Now, not long after the Blessed One’s departure, Bāhiya was attacked & killed by a cow with a young calf. Then the Blessed One, having gone for alms in Sāvatthī, after the meal, returning from his alms round with a large number of monks, saw that Bāhiya had died. On seeing him, he said to the monks, “Take Bāhiya’s body, monks, and, placing it on a litter and carrying it away, cremate it and build him a memorial. Your companion in the holy life has died.”

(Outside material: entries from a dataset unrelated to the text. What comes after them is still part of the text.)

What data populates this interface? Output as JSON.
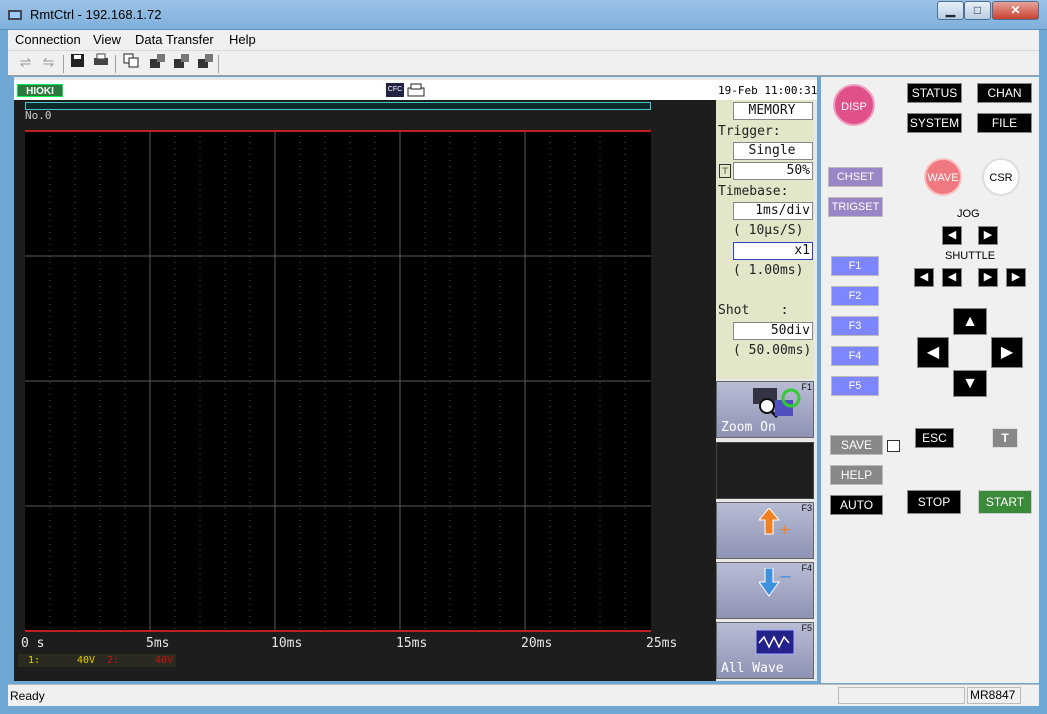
{
  "window": {
    "title": "RmtCtrl - 192.168.1.72",
    "minimize": "▁",
    "maximize": "□",
    "close": "✕"
  },
  "menu": {
    "items": [
      "Connection",
      "View",
      "Data Transfer",
      "Help"
    ]
  },
  "toolbar": {
    "icons": [
      "connect-icon",
      "disconnect-icon",
      "save-icon",
      "print-icon",
      "copy-screen-icon",
      "data-transfer-icon-1",
      "data-transfer-icon-2",
      "data-transfer-icon-3"
    ]
  },
  "screen": {
    "logo": "HIOKI",
    "cfc": "CFC",
    "datetime": "19-Feb 11:00:31",
    "record_no": "No.0",
    "time_ticks": [
      "0 s",
      "5ms",
      "10ms",
      "15ms",
      "20ms",
      "25ms"
    ],
    "channels": [
      {
        "label": "1:",
        "value": "40V",
        "color": "#e0d000"
      },
      {
        "label": "2:",
        "value": "40V",
        "color": "#d01010"
      }
    ],
    "settings": {
      "mode": "MEMORY",
      "trigger_label": "Trigger:",
      "trigger_mode": "Single",
      "pretrigger": "50%",
      "timebase_label": "Timebase:",
      "timebase": "1ms/div",
      "sampling": "(  10µs/S)",
      "magnification": "x1",
      "screen_time": "(  1.00ms)",
      "shot_label": "Shot    :",
      "shot": "50div",
      "shot_time": "( 50.00ms)"
    },
    "fkeys": {
      "f1": {
        "key": "F1",
        "label": "Zoom On"
      },
      "f3": {
        "key": "F3",
        "label": ""
      },
      "f4": {
        "key": "F4",
        "label": ""
      },
      "f5": {
        "key": "F5",
        "label": "All Wave"
      }
    }
  },
  "remote": {
    "disp": "DISP",
    "status": "STATUS",
    "chan": "CHAN",
    "system": "SYSTEM",
    "file": "FILE",
    "chset": "CHSET",
    "trigset": "TRIGSET",
    "wave": "WAVE",
    "csr": "CSR",
    "jog": "JOG",
    "shuttle": "SHUTTLE",
    "f_buttons": [
      "F1",
      "F2",
      "F3",
      "F4",
      "F5"
    ],
    "save": "SAVE",
    "esc": "ESC",
    "help": "HELP",
    "auto": "AUTO",
    "stop": "STOP",
    "start": "START",
    "colors": {
      "disp": "#e0508a",
      "wave": "#f07880",
      "start": "#3a8a3a"
    }
  },
  "statusbar": {
    "status": "Ready",
    "model": "MR8847"
  }
}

Responding, “As you say, lord,” to the Blessed One, the monks — placing Bāhiya’s body on a litter, carrying it away, cremating it, and building him a memorial — went to the Blessed One. On arrival, having bowed down to him, sat to one side. As they were sitting there, they said to him, “Bāhiya’s body has been cremated, lord, and his memorial has been built. What is his destination? What is his future state?”
“Monks, Bāhiya of the Bark-cloth was wise. He practiced the Dhamma in accordance with the Dhamma and did not pester me with issues related to the Dhamma. Bāhiya of the Bark-cloth, monks, is totally unbound.”
Then, on realizing the significance of that, the Blessed One on that occasion exclaimed:
Where water, earth, fire, & wind have no footing: There the stars don’t shine, the sun isn’t visible. There the moon doesn’t appear. There darkness is not found. And when a sage, a brahman through sagacity, has realized [this] for himself, then from form & formless, from bliss & pain, he is freed.
- Eka-ratti-parivāsena: This phrase can also mean, “taking one-night sojourns” (i.e., resting no more than one night in any one spot); or “with a one-night sojourn.” The Commentary prefers the meaning used in the translation, noting that the distance between Suppāraka and Sāvatthī amounts to 120 leagues, or approximately 1,200 miles. In its version of Bāhiya’s story, Bāhiya had no meditative attainments at all, and so the miraculous speed of his journey had to be attributed either to the power of the deva or the power of the Buddha. However, he may actually have had strong powers of concentration with some attendant psychic powers of his own.
- For a discussion of these instructions, see the article, “Food for Awakening: The Role of Appropriate Attention.”